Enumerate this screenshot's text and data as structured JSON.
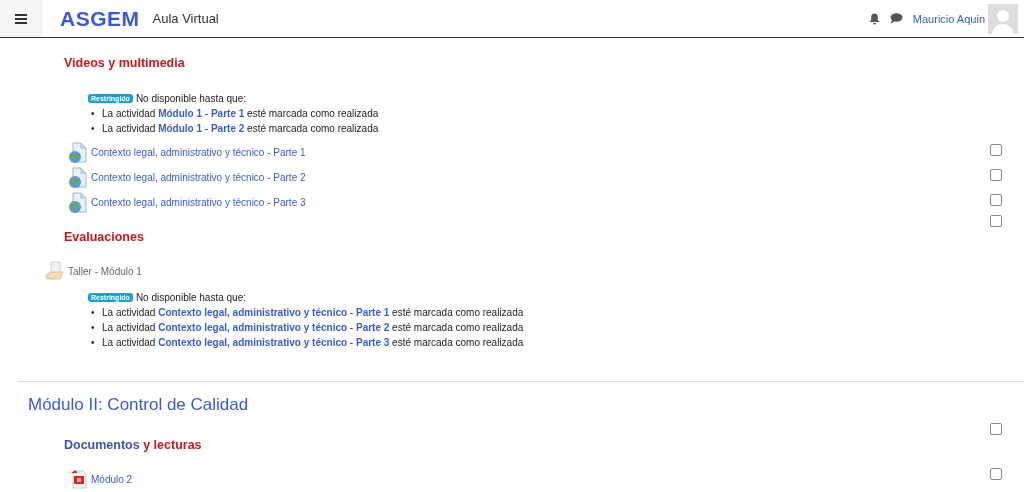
{
  "header": {
    "logo": "ASGEM",
    "site_name": "Aula Virtual",
    "user_name": "Mauricio Aquin"
  },
  "sections": [
    {
      "items": [
        {
          "kind": "heading",
          "parts": [
            {
              "text": "Videos y multimedia",
              "color": "#c8191e"
            }
          ]
        },
        {
          "kind": "restriction",
          "badge": "Restringido",
          "text": "No disponible hasta que:",
          "marker": "•",
          "conditions": [
            "La actividad **Módulo 1** - **Parte 1** esté marcada como realizada",
            "La actividad **Módulo 1** - **Parte 2** esté marcada como realizada"
          ]
        },
        {
          "kind": "page",
          "title": "Contexto legal, administrativo y técnico - Parte 1",
          "checked": false
        },
        {
          "kind": "page",
          "title": "Contexto legal, administrativo y técnico - Parte 2",
          "checked": false
        },
        {
          "kind": "page",
          "title": "Contexto legal, administrativo y técnico - Parte 3",
          "checked": false
        },
        {
          "kind": "heading",
          "parts": [
            {
              "text": "Evaluaciones",
              "color": "#c8191e"
            }
          ],
          "checked": false
        },
        {
          "kind": "assignment",
          "title": "Taller - Módulo 1"
        },
        {
          "kind": "restriction",
          "badge": "Restringido",
          "text": "No disponible hasta que:",
          "marker": "•",
          "conditions": [
            "La actividad **Contexto legal, administrativo y técnico** - **Parte 1** esté marcada como realizada",
            "La actividad **Contexto legal, administrativo y técnico** - **Parte 2** esté marcada como realizada",
            "La actividad **Contexto legal, administrativo y técnico** - **Parte 3** esté marcada como realizada"
          ]
        }
      ]
    },
    {
      "title": "Módulo II: Control de Calidad",
      "items": [
        {
          "kind": "heading",
          "parts": [
            {
              "text": "Documentos",
              "color": "#3f51b5"
            },
            {
              "text": "y lecturas",
              "color": "#c8191e"
            }
          ],
          "checked": false
        },
        {
          "kind": "pdf",
          "title": "Módulo 2",
          "checked": false
        }
      ]
    }
  ]
}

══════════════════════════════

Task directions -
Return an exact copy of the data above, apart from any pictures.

Written answer -
Enumerate this screenshot's text and data as structured JSON.
{
  "header": {
    "logo": "ASGEM",
    "site_name": "Aula Virtual",
    "user_name": "Mauricio Aquin"
  },
  "sections": [
    {
      "items": [
        {
          "kind": "heading",
          "parts": [
            {
              "text": "Videos y multimedia",
              "color": "#c8191e"
            }
          ]
        },
        {
          "kind": "restriction",
          "badge": "Restringido",
          "text": "No disponible hasta que:",
          "marker": "•",
          "conditions": [
            "La actividad **Módulo 1** - **Parte 1** esté marcada como realizada",
            "La actividad **Módulo 1** - **Parte 2** esté marcada como realizada"
          ]
        },
        {
          "kind": "page",
          "title": "Contexto legal, administrativo y técnico - Parte 1",
          "checked": false
        },
        {
          "kind": "page",
          "title": "Contexto legal, administrativo y técnico - Parte 2",
          "checked": false
        },
        {
          "kind": "page",
          "title": "Contexto legal, administrativo y técnico - Parte 3",
          "checked": false
        },
        {
          "kind": "heading",
          "parts": [
            {
              "text": "Evaluaciones",
              "color": "#c8191e"
            }
          ],
          "checked": false
        },
        {
          "kind": "assignment",
          "title": "Taller - Módulo 1"
        },
        {
          "kind": "restriction",
          "badge": "Restringido",
          "text": "No disponible hasta que:",
          "marker": "•",
          "conditions": [
            "La actividad **Contexto legal, administrativo y técnico** - **Parte 1** esté marcada como realizada",
            "La actividad **Contexto legal, administrativo y técnico** - **Parte 2** esté marcada como realizada",
            "La actividad **Contexto legal, administrativo y técnico** - **Parte 3** esté marcada como realizada"
          ]
        }
      ]
    },
    {
      "title": "Módulo II: Control de Calidad",
      "items": [
        {
          "kind": "heading",
          "parts": [
            {
              "text": "Documentos",
              "color": "#3f51b5"
            },
            {
              "text": "y lecturas",
              "color": "#c8191e"
            }
          ],
          "checked": false
        },
        {
          "kind": "pdf",
          "title": "Módulo 2",
          "checked": false
        }
      ]
    }
  ]
}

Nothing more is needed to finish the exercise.